What the exercise asks >> Return every line of the listing below so that it matches the original exactly.

Data for the task >>
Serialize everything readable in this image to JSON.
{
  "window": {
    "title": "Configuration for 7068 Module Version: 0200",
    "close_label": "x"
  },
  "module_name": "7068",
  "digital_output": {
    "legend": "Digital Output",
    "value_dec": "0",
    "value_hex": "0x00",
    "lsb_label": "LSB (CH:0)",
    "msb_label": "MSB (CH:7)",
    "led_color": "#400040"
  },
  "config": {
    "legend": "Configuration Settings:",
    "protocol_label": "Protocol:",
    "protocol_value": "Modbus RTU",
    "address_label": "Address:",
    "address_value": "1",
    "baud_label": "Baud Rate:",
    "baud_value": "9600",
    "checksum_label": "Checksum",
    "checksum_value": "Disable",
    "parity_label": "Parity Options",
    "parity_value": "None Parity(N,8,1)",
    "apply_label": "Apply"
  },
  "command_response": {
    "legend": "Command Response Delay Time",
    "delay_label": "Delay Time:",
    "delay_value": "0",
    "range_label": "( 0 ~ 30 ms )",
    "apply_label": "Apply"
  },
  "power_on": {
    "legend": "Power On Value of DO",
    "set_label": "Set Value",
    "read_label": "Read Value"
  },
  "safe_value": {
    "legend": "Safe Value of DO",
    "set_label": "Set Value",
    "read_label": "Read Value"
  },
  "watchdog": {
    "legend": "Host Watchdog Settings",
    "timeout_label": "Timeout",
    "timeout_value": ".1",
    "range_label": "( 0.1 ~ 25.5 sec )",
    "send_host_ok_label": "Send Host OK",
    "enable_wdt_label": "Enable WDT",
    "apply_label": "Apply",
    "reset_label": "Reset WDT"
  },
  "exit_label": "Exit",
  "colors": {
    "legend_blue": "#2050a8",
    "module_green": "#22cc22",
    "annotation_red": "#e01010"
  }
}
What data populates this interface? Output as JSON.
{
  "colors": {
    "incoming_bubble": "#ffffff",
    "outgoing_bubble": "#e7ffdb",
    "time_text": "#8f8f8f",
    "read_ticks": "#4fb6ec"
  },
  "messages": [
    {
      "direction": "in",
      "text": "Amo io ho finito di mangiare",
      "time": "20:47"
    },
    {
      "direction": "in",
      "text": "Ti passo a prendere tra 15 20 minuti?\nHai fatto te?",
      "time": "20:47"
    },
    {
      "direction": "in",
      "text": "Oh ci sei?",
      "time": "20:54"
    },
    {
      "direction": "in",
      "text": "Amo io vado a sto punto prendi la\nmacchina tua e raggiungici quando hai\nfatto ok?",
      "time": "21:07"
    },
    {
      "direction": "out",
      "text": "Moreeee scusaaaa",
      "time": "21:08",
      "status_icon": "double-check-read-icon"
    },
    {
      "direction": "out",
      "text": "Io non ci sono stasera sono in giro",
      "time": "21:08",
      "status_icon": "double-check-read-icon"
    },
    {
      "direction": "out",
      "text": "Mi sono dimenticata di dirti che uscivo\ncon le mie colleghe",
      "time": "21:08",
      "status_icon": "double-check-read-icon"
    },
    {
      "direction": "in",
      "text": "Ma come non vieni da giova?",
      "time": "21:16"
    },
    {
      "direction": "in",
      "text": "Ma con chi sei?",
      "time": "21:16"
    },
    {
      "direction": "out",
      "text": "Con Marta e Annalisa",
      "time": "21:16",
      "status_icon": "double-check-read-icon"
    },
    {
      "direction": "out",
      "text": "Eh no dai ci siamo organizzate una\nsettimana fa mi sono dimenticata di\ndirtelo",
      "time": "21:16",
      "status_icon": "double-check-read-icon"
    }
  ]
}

Exercise result >>
Serialize everything readable in this image to JSON.
{
  "window": {
    "title": "Configuration for 7068 Module Version: 0200",
    "close_label": "x"
  },
  "module_name": "7068",
  "digital_output": {
    "legend": "Digital Output",
    "value_dec": "0",
    "value_hex": "0x00",
    "lsb_label": "LSB (CH:0)",
    "msb_label": "MSB (CH:7)",
    "led_color": "#400040"
  },
  "config": {
    "legend": "Configuration Settings:",
    "protocol_label": "Protocol:",
    "protocol_value": "Modbus RTU",
    "address_label": "Address:",
    "address_value": "1",
    "baud_label": "Baud Rate:",
    "baud_value": "9600",
    "checksum_label": "Checksum",
    "checksum_value": "Disable",
    "parity_label": "Parity Options",
    "parity_value": "None Parity(N,8,1)",
    "apply_label": "Apply"
  },
  "command_response": {
    "legend": "Command Response Delay Time",
    "delay_label": "Delay Time:",
    "delay_value": "0",
    "range_label": "( 0 ~ 30 ms )",
    "apply_label": "Apply"
  },
  "power_on": {
    "legend": "Power On Value of DO",
    "set_label": "Set Value",
    "read_label": "Read Value"
  },
  "safe_value": {
    "legend": "Safe Value of DO",
    "set_label": "Set Value",
    "read_label": "Read Value"
  },
  "watchdog": {
    "legend": "Host Watchdog Settings",
    "timeout_label": "Timeout",
    "timeout_value": ".1",
    "range_label": "( 0.1 ~ 25.5 sec )",
    "send_host_ok_label": "Send Host OK",
    "enable_wdt_label": "Enable WDT",
    "apply_label": "Apply",
    "reset_label": "Reset WDT"
  },
  "exit_label": "Exit",
  "colors": {
    "legend_blue": "#2050a8",
    "module_green": "#22cc22",
    "annotation_red": "#e01010"
  }
}
What data populates this interface? Output as JSON.
{
  "colors": {
    "incoming_bubble": "#ffffff",
    "outgoing_bubble": "#e7ffdb",
    "time_text": "#8f8f8f",
    "read_ticks": "#4fb6ec"
  },
  "messages": [
    {
      "direction": "in",
      "text": "Amo io ho finito di mangiare",
      "time": "20:47"
    },
    {
      "direction": "in",
      "text": "Ti passo a prendere tra 15 20 minuti?\nHai fatto te?",
      "time": "20:47"
    },
    {
      "direction": "in",
      "text": "Oh ci sei?",
      "time": "20:54"
    },
    {
      "direction": "in",
      "text": "Amo io vado a sto punto prendi la\nmacchina tua e raggiungici quando hai\nfatto ok?",
      "time": "21:07"
    },
    {
      "direction": "out",
      "text": "Moreeee scusaaaa",
      "time": "21:08",
      "status_icon": "double-check-read-icon"
    },
    {
      "direction": "out",
      "text": "Io non ci sono stasera sono in giro",
      "time": "21:08",
      "status_icon": "double-check-read-icon"
    },
    {
      "direction": "out",
      "text": "Mi sono dimenticata di dirti che uscivo\ncon le mie colleghe",
      "time": "21:08",
      "status_icon": "double-check-read-icon"
    },
    {
      "direction": "in",
      "text": "Ma come non vieni da giova?",
      "time": "21:16"
    },
    {
      "direction": "in",
      "text": "Ma con chi sei?",
      "time": "21:16"
    },
    {
      "direction": "out",
      "text": "Con Marta e Annalisa",
      "time": "21:16",
      "status_icon": "double-check-read-icon"
    },
    {
      "direction": "out",
      "text": "Eh no dai ci siamo organizzate una\nsettimana fa mi sono dimenticata di\ndirtelo",
      "time": "21:16",
      "status_icon": "double-check-read-icon"
    }
  ]
}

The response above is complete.